- [Problem details]: The response should contain only those lines of the entries below that include the string "Shape".

(App and web page records)
※

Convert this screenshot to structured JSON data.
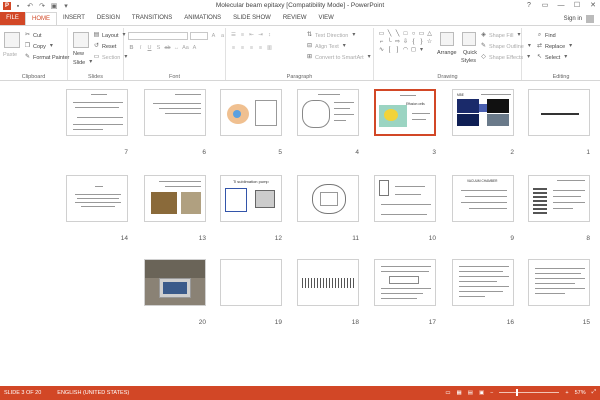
{
  "window": {
    "title": "Molecular beam epitaxy [Compatibility Mode] - PowerPoint",
    "app_icon": "P",
    "controls": [
      "?",
      "▭",
      "—",
      "☐",
      "✕"
    ]
  },
  "qat": [
    "save-icon",
    "undo-icon",
    "redo-icon",
    "slideshow-icon",
    "customize-icon"
  ],
  "tabs": [
    {
      "label": "FILE"
    },
    {
      "label": "HOME"
    },
    {
      "label": "INSERT"
    },
    {
      "label": "DESIGN"
    },
    {
      "label": "TRANSITIONS"
    },
    {
      "label": "ANIMATIONS"
    },
    {
      "label": "SLIDE SHOW"
    },
    {
      "label": "REVIEW"
    },
    {
      "label": "VIEW"
    }
  ],
  "signin": "Sign in",
  "ribbon": {
    "clipboard": {
      "label": "Clipboard",
      "paste": "Paste",
      "cut": "Cut",
      "copy": "Copy",
      "format_painter": "Format Painter"
    },
    "slides": {
      "label": "Slides",
      "new_slide": "New",
      "new_slide2": "Slide",
      "layout": "Layout",
      "reset": "Reset",
      "section": "Section"
    },
    "font": {
      "label": "Font"
    },
    "paragraph": {
      "label": "Paragraph",
      "text_direction": "Text Direction",
      "align_text": "Align Text",
      "convert_smartart": "Convert to SmartArt"
    },
    "drawing": {
      "label": "Drawing",
      "arrange": "Arrange",
      "quick_styles": "Quick",
      "quick_styles2": "Styles",
      "shape_fill": "Shape Fill",
      "shape_outline": "Shape Outline",
      "shape_effects": "Shape Effects"
    },
    "editing": {
      "label": "Editing",
      "find": "Find",
      "replace": "Replace",
      "select": "Select"
    }
  },
  "slides": [
    {
      "num": "1",
      "selected": false
    },
    {
      "num": "2",
      "selected": false
    },
    {
      "num": "3",
      "selected": true
    },
    {
      "num": "4",
      "selected": false
    },
    {
      "num": "5",
      "selected": false
    },
    {
      "num": "6",
      "selected": false
    },
    {
      "num": "7",
      "selected": false
    },
    {
      "num": "8",
      "selected": false
    },
    {
      "num": "9",
      "selected": false
    },
    {
      "num": "10",
      "selected": false
    },
    {
      "num": "11",
      "selected": false
    },
    {
      "num": "12",
      "selected": false
    },
    {
      "num": "13",
      "selected": false
    },
    {
      "num": "14",
      "selected": false
    },
    {
      "num": "15",
      "selected": false
    },
    {
      "num": "16",
      "selected": false
    },
    {
      "num": "17",
      "selected": false
    },
    {
      "num": "18",
      "selected": false
    },
    {
      "num": "19",
      "selected": false
    },
    {
      "num": "20",
      "selected": false
    }
  ],
  "slide_texts": {
    "s9_title": "VACUUM CHAMBER",
    "s12_title": "Ti sublimation pump",
    "s3_title": "Effusion cells",
    "s2_title": "MBE"
  },
  "status": {
    "slide": "SLIDE 3 OF 20",
    "language": "ENGLISH (UNITED STATES)",
    "zoom": "57%",
    "zoom_fraction": 0.57
  }
}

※

- [Task response]:
      "shape_fill": "Shape Fill",
      "shape_outline": "Shape Outline",
      "shape_effects": "Shape Effects"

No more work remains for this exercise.